Equal Rights, Equal Registries!

Because everyone should be able to demand a KitchenAid mixer

Big news: A judge in Boston ruled that the federal ban against same-sex marriage is unconstitutional.

Bigger news: Same-sex couples can compete in the Today show’s “Modern Day Wedding Contest.”

Though both stories broke last week, the federal-court ruling had infinitely more traction.  This reflects a major error in media judgment.

Constitutional decisions carry weight, but they pale in comparison to the chance to win an all-expenses-paid wedding in New York, to be broadcast live on NBC in October. The package, including honeymoon, is worth an estimated $300,000 to $500,000.

This illustrates how the media are completely missing the point in the gay marriage narrative. It is not about equality. It is about gifts.

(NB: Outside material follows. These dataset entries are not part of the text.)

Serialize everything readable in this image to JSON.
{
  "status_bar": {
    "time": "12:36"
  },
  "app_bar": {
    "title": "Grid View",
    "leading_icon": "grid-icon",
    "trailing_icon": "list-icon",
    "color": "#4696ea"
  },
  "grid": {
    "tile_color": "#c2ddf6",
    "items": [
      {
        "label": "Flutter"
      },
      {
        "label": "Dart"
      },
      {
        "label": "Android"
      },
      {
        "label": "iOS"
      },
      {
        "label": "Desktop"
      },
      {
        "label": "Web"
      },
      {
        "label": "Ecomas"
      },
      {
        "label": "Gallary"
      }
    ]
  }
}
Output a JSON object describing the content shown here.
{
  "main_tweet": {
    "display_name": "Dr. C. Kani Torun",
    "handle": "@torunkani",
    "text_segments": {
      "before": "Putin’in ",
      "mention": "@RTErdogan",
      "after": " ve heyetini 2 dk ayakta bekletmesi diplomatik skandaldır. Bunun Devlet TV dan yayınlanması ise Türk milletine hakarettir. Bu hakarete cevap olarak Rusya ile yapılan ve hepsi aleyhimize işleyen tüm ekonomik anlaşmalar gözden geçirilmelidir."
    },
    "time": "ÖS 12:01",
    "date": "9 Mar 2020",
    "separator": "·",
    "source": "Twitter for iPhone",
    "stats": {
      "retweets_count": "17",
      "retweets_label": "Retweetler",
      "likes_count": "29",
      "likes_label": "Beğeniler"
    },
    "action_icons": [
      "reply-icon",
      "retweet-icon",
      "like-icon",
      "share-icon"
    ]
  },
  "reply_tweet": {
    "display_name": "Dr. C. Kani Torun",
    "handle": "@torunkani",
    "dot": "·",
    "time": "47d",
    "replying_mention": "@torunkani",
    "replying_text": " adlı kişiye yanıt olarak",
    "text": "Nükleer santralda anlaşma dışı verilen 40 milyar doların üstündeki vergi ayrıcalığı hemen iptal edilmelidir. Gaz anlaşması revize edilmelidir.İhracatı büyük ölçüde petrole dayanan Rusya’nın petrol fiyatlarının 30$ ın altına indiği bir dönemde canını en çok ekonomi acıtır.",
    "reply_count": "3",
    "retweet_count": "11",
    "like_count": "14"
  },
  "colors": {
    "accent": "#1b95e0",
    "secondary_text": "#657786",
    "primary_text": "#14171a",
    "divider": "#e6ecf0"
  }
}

I am embarrassed to admit that my gal and I hadn’t given a thought to bows and ribbons when we began planning our wedding in 1993. It wasn’t until the fifth or sixth person asked us, “Where are you registered?,” that we realized we had better educate ourselves on proper wedding etiquette.

We learned quickly that to guarantee good gifts, you’ve got to pick them yourself. That means going to your store(s) of choice, checking off the stuff you want and registering the list on the store’s website. No sweat.

Still, we thought it was kind of silly – a vestige of heterosexual privilege. But after a good five minutes’ reflection, we saw the genius of it. As a gay couple, why shouldn’t we enjoy the same material fringe benefits as our heterosexual counterparts?

When you come right down to it, who needs shared Social Security benefits when you can play “Supermarket Sweepstakes” with your friends and family?

We were living in Fairmount at the time, so we decided to register in Center City at Strawbridge’s (RIP) and a hip boutique (also RIP) whose name I can’t even remember. The concept of same-sex marriage was a bit out of reach for the middle-aged saleslady at Strawbridge’s, but she did her best to accommodate the wacky lesbians. The boutique was a slam-dunk. It reeked of homo-chic.

The result was more than worth the effort. With more than 100 guests, we did not return a single gift. Though neither of us cooks, we were thrilled to receive a full set of pots and pans to foster the illusion that we did. More usable (for us) house items abounded – 600-thread-count sheets, plush towels, industrial-size coffee cups without moronic writing on them. (“Don’t talk to me until I’ve had my coffee.”) As if.

Here’s the moral of the story: All same-sex couples planning to marry should register. There, I’ve said it. Getting registered is fun, it’s good for the economy and it increases the odds against stupid gifts that you’ll ditch, return, or re-gift —hopefully not to the person who gave it to you.

And in a perfect world, you wouldn’t have to pay any of the wedding expenses, like the winning couple of the Today contest. Only one problem, same-sex fiancées —the deadline for entries was yesterday. Put it on your calendars for next year.

Here come the brides.

GAIL SHISTER, TV columnist for the Inquirer for 25 years, teaches writing at Penn and is a columnist for tvnewser.com. She writes for The Philly Post on Tuesdays.